Given information:

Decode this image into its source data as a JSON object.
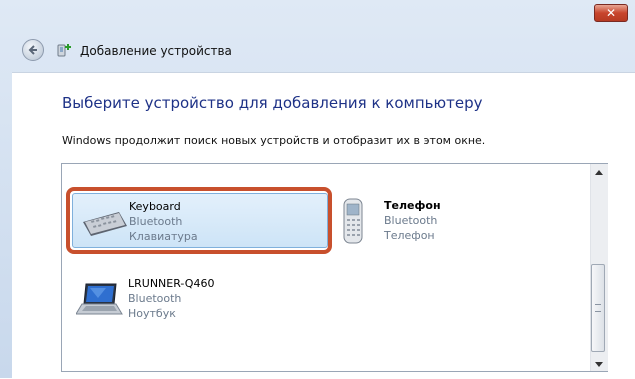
{
  "window": {
    "title": "Добавление устройства",
    "close_label": "✕"
  },
  "page": {
    "heading": "Выберите устройство для добавления к компьютеру",
    "info": "Windows продолжит поиск новых устройств и отобразит их в этом окне."
  },
  "devices": [
    {
      "name": "Keyboard",
      "connection": "Bluetooth",
      "type": "Клавиатура",
      "icon": "keyboard-icon",
      "selected": true
    },
    {
      "name": "Телефон",
      "connection": "Bluetooth",
      "type": "Телефон",
      "icon": "phone-icon",
      "selected": false
    },
    {
      "name": "LRUNNER-Q460",
      "connection": "Bluetooth",
      "type": "Ноутбук",
      "icon": "laptop-icon",
      "selected": false
    }
  ],
  "colors": {
    "heading": "#1e3287",
    "highlight": "#c8502d",
    "selection": "#cde4f7"
  }
}
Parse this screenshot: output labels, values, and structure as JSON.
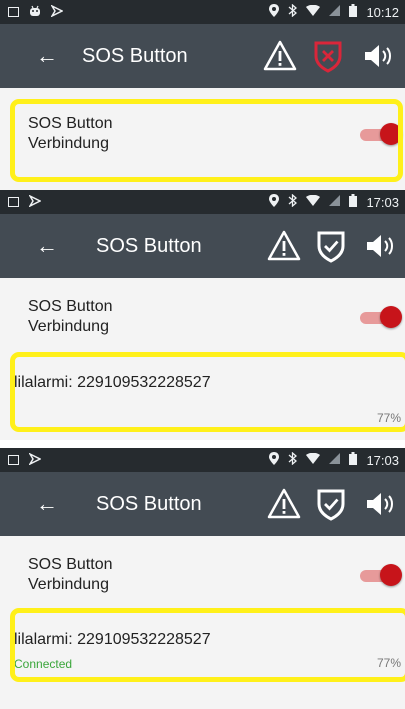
{
  "panels": [
    {
      "status_time": "10:12",
      "title": "SOS Button",
      "shield_state": "disconnected",
      "sos_label_line1": "SOS Button",
      "sos_label_line2": "Verbindung",
      "toggle_on": true
    },
    {
      "status_time": "17:03",
      "title": "SOS Button",
      "shield_state": "connected",
      "sos_label_line1": "SOS Button",
      "sos_label_line2": "Verbindung",
      "toggle_on": true,
      "device_name": "lilalarmi: 229109532228527",
      "device_status": "",
      "battery": "77%"
    },
    {
      "status_time": "17:03",
      "title": "SOS Button",
      "shield_state": "connected",
      "sos_label_line1": "SOS Button",
      "sos_label_line2": "Verbindung",
      "toggle_on": true,
      "device_name": "lilalarmi: 229109532228527",
      "device_status": "Connected",
      "battery": "77%"
    }
  ],
  "icons": {
    "back": "arrow-back-icon",
    "warning": "warning-icon",
    "shield_disconnected": "shield-x-icon",
    "shield_connected": "shield-check-icon",
    "volume": "volume-icon"
  },
  "colors": {
    "highlight": "#fff01a",
    "toggle_knob": "#c7141a",
    "shield_alert": "#d9263a",
    "connected_text": "#3aa63a",
    "app_bar": "#434b53",
    "status_bar": "#262b2f"
  }
}
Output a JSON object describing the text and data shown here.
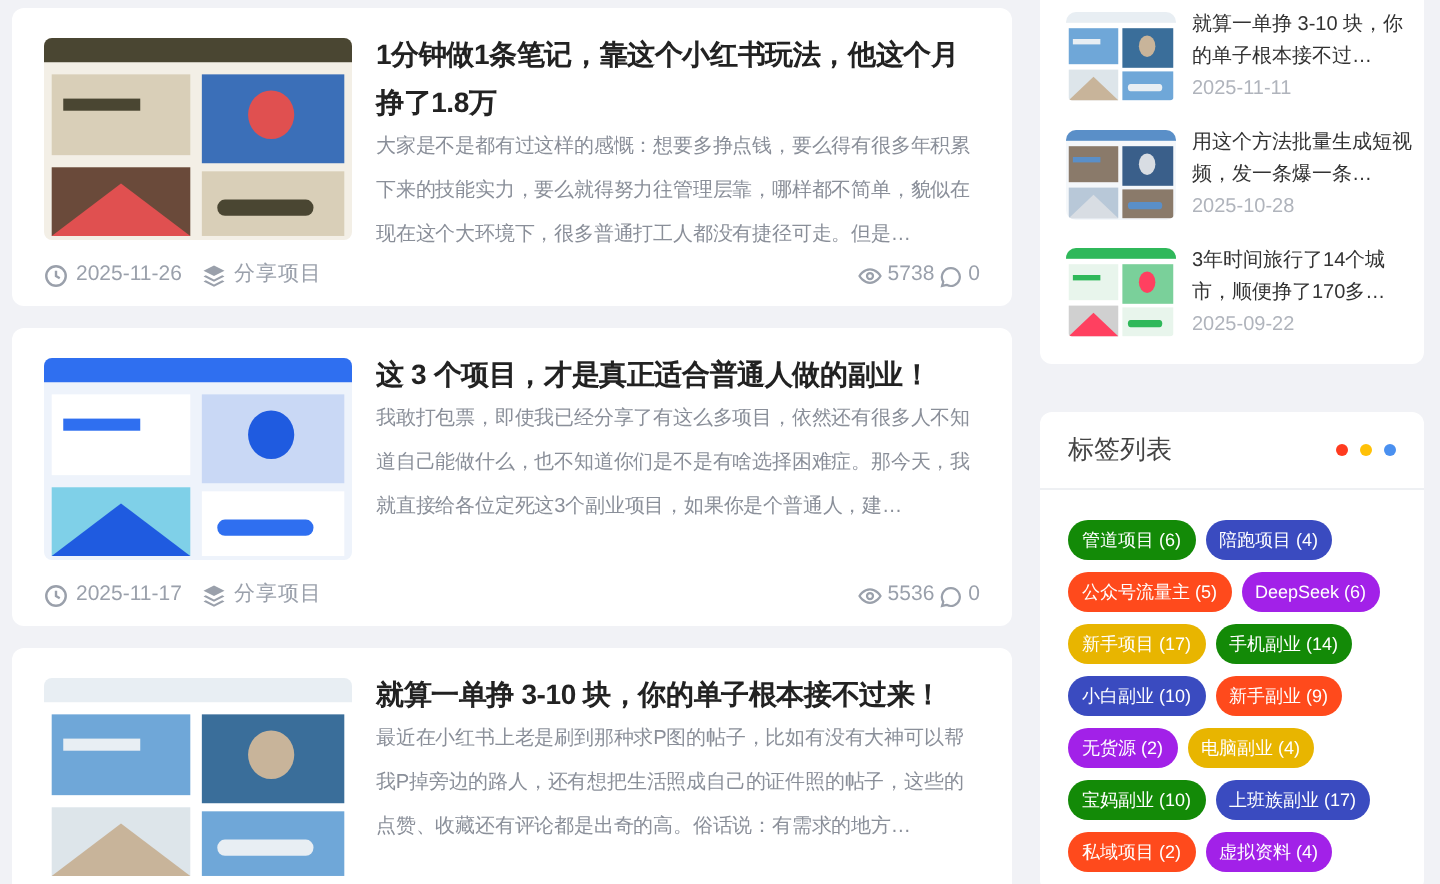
{
  "posts": [
    {
      "title": "1分钟做1条笔记，靠这个小红书玩法，他这个月挣了1.8万",
      "excerpt": "大家是不是都有过这样的感慨：想要多挣点钱，要么得有很多年积累下来的技能实力，要么就得努力往管理层靠，哪样都不简单，貌似在现在这个大环境下，很多普通打工人都没有捷径可走。但是…",
      "date": "2025-11-26",
      "category": "分享项目",
      "views": "5738",
      "comments": "0"
    },
    {
      "title": "这 3 个项目，才是真正适合普通人做的副业！",
      "excerpt": "我敢打包票，即使我已经分享了有这么多项目，依然还有很多人不知道自己能做什么，也不知道你们是不是有啥选择困难症。那今天，我就直接给各位定死这3个副业项目，如果你是个普通人，建…",
      "date": "2025-11-17",
      "category": "分享项目",
      "views": "5536",
      "comments": "0"
    },
    {
      "title": "就算一单挣 3-10 块，你的单子根本接不过来！",
      "excerpt": "最近在小红书上老是刷到那种求P图的帖子，比如有没有大神可以帮我P掉旁边的路人，还有想把生活照成自己的证件照的帖子，这些的点赞、收藏还有评论都是出奇的高。俗话说：有需求的地方…"
    }
  ],
  "recent": [
    {
      "title": "就算一单挣 3-10 块，你的单子根本接不过…",
      "date": "2025-11-11"
    },
    {
      "title": "用这个方法批量生成短视频，发一条爆一条…",
      "date": "2025-10-28"
    },
    {
      "title": "3年时间旅行了14个城市，顺便挣了170多…",
      "date": "2025-09-22"
    }
  ],
  "tag_panel": {
    "title": "标签列表",
    "dots": [
      {
        "color": "#ff3b1f"
      },
      {
        "color": "#ffc107"
      },
      {
        "color": "#4a90f0"
      }
    ],
    "tags": [
      {
        "label": "管道项目 (6)",
        "color": "#138a07"
      },
      {
        "label": "陪跑项目 (4)",
        "color": "#3a4bc0"
      },
      {
        "label": "公众号流量主 (5)",
        "color": "#ff4a1c"
      },
      {
        "label": "DeepSeek (6)",
        "color": "#a221e8"
      },
      {
        "label": "新手项目 (17)",
        "color": "#e8b500"
      },
      {
        "label": "手机副业 (14)",
        "color": "#138a07"
      },
      {
        "label": "小白副业 (10)",
        "color": "#3a4bc0"
      },
      {
        "label": "新手副业 (9)",
        "color": "#ff4a1c"
      },
      {
        "label": "无货源 (2)",
        "color": "#a221e8"
      },
      {
        "label": "电脑副业 (4)",
        "color": "#e8b500"
      },
      {
        "label": "宝妈副业 (10)",
        "color": "#138a07"
      },
      {
        "label": "上班族副业 (17)",
        "color": "#3a4bc0"
      },
      {
        "label": "私域项目 (2)",
        "color": "#ff4a1c"
      },
      {
        "label": "虚拟资料 (4)",
        "color": "#a221e8"
      }
    ]
  }
}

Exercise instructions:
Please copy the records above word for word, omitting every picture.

Response to the task:
Decode this image into its source data as a JSON object.
{
  "window": {
    "title": "Добавление устройства",
    "close_label": "✕"
  },
  "page": {
    "heading": "Выберите устройство для добавления к компьютеру",
    "info": "Windows продолжит поиск новых устройств и отобразит их в этом окне."
  },
  "devices": [
    {
      "name": "Keyboard",
      "connection": "Bluetooth",
      "type": "Клавиатура",
      "icon": "keyboard-icon",
      "selected": true
    },
    {
      "name": "Телефон",
      "connection": "Bluetooth",
      "type": "Телефон",
      "icon": "phone-icon",
      "selected": false
    },
    {
      "name": "LRUNNER-Q460",
      "connection": "Bluetooth",
      "type": "Ноутбук",
      "icon": "laptop-icon",
      "selected": false
    }
  ],
  "colors": {
    "heading": "#1e3287",
    "highlight": "#c8502d",
    "selection": "#cde4f7"
  }
}
Parse this screenshot: output labels, values, and structure as JSON.
{
  "panels": [
    {
      "status_time": "10:12",
      "title": "SOS Button",
      "shield_state": "disconnected",
      "sos_label_line1": "SOS Button",
      "sos_label_line2": "Verbindung",
      "toggle_on": true
    },
    {
      "status_time": "17:03",
      "title": "SOS Button",
      "shield_state": "connected",
      "sos_label_line1": "SOS Button",
      "sos_label_line2": "Verbindung",
      "toggle_on": true,
      "device_name": "lilalarmi: 229109532228527",
      "device_status": "",
      "battery": "77%"
    },
    {
      "status_time": "17:03",
      "title": "SOS Button",
      "shield_state": "connected",
      "sos_label_line1": "SOS Button",
      "sos_label_line2": "Verbindung",
      "toggle_on": true,
      "device_name": "lilalarmi: 229109532228527",
      "device_status": "Connected",
      "battery": "77%"
    }
  ],
  "icons": {
    "back": "arrow-back-icon",
    "warning": "warning-icon",
    "shield_disconnected": "shield-x-icon",
    "shield_connected": "shield-check-icon",
    "volume": "volume-icon"
  },
  "colors": {
    "highlight": "#fff01a",
    "toggle_knob": "#c7141a",
    "shield_alert": "#d9263a",
    "connected_text": "#3aa63a",
    "app_bar": "#434b53",
    "status_bar": "#262b2f"
  }
}
Output a JSON object describing the text and data shown here.
{
  "posts": [
    {
      "title": "1分钟做1条笔记，靠这个小红书玩法，他这个月挣了1.8万",
      "excerpt": "大家是不是都有过这样的感慨：想要多挣点钱，要么得有很多年积累下来的技能实力，要么就得努力往管理层靠，哪样都不简单，貌似在现在这个大环境下，很多普通打工人都没有捷径可走。但是…",
      "date": "2025-11-26",
      "category": "分享项目",
      "views": "5738",
      "comments": "0"
    },
    {
      "title": "这 3 个项目，才是真正适合普通人做的副业！",
      "excerpt": "我敢打包票，即使我已经分享了有这么多项目，依然还有很多人不知道自己能做什么，也不知道你们是不是有啥选择困难症。那今天，我就直接给各位定死这3个副业项目，如果你是个普通人，建…",
      "date": "2025-11-17",
      "category": "分享项目",
      "views": "5536",
      "comments": "0"
    },
    {
      "title": "就算一单挣 3-10 块，你的单子根本接不过来！",
      "excerpt": "最近在小红书上老是刷到那种求P图的帖子，比如有没有大神可以帮我P掉旁边的路人，还有想把生活照成自己的证件照的帖子，这些的点赞、收藏还有评论都是出奇的高。俗话说：有需求的地方…"
    }
  ],
  "recent": [
    {
      "title": "就算一单挣 3-10 块，你的单子根本接不过…",
      "date": "2025-11-11"
    },
    {
      "title": "用这个方法批量生成短视频，发一条爆一条…",
      "date": "2025-10-28"
    },
    {
      "title": "3年时间旅行了14个城市，顺便挣了170多…",
      "date": "2025-09-22"
    }
  ],
  "tag_panel": {
    "title": "标签列表",
    "dots": [
      {
        "color": "#ff3b1f"
      },
      {
        "color": "#ffc107"
      },
      {
        "color": "#4a90f0"
      }
    ],
    "tags": [
      {
        "label": "管道项目 (6)",
        "color": "#138a07"
      },
      {
        "label": "陪跑项目 (4)",
        "color": "#3a4bc0"
      },
      {
        "label": "公众号流量主 (5)",
        "color": "#ff4a1c"
      },
      {
        "label": "DeepSeek (6)",
        "color": "#a221e8"
      },
      {
        "label": "新手项目 (17)",
        "color": "#e8b500"
      },
      {
        "label": "手机副业 (14)",
        "color": "#138a07"
      },
      {
        "label": "小白副业 (10)",
        "color": "#3a4bc0"
      },
      {
        "label": "新手副业 (9)",
        "color": "#ff4a1c"
      },
      {
        "label": "无货源 (2)",
        "color": "#a221e8"
      },
      {
        "label": "电脑副业 (4)",
        "color": "#e8b500"
      },
      {
        "label": "宝妈副业 (10)",
        "color": "#138a07"
      },
      {
        "label": "上班族副业 (17)",
        "color": "#3a4bc0"
      },
      {
        "label": "私域项目 (2)",
        "color": "#ff4a1c"
      },
      {
        "label": "虚拟资料 (4)",
        "color": "#a221e8"
      }
    ]
  }
}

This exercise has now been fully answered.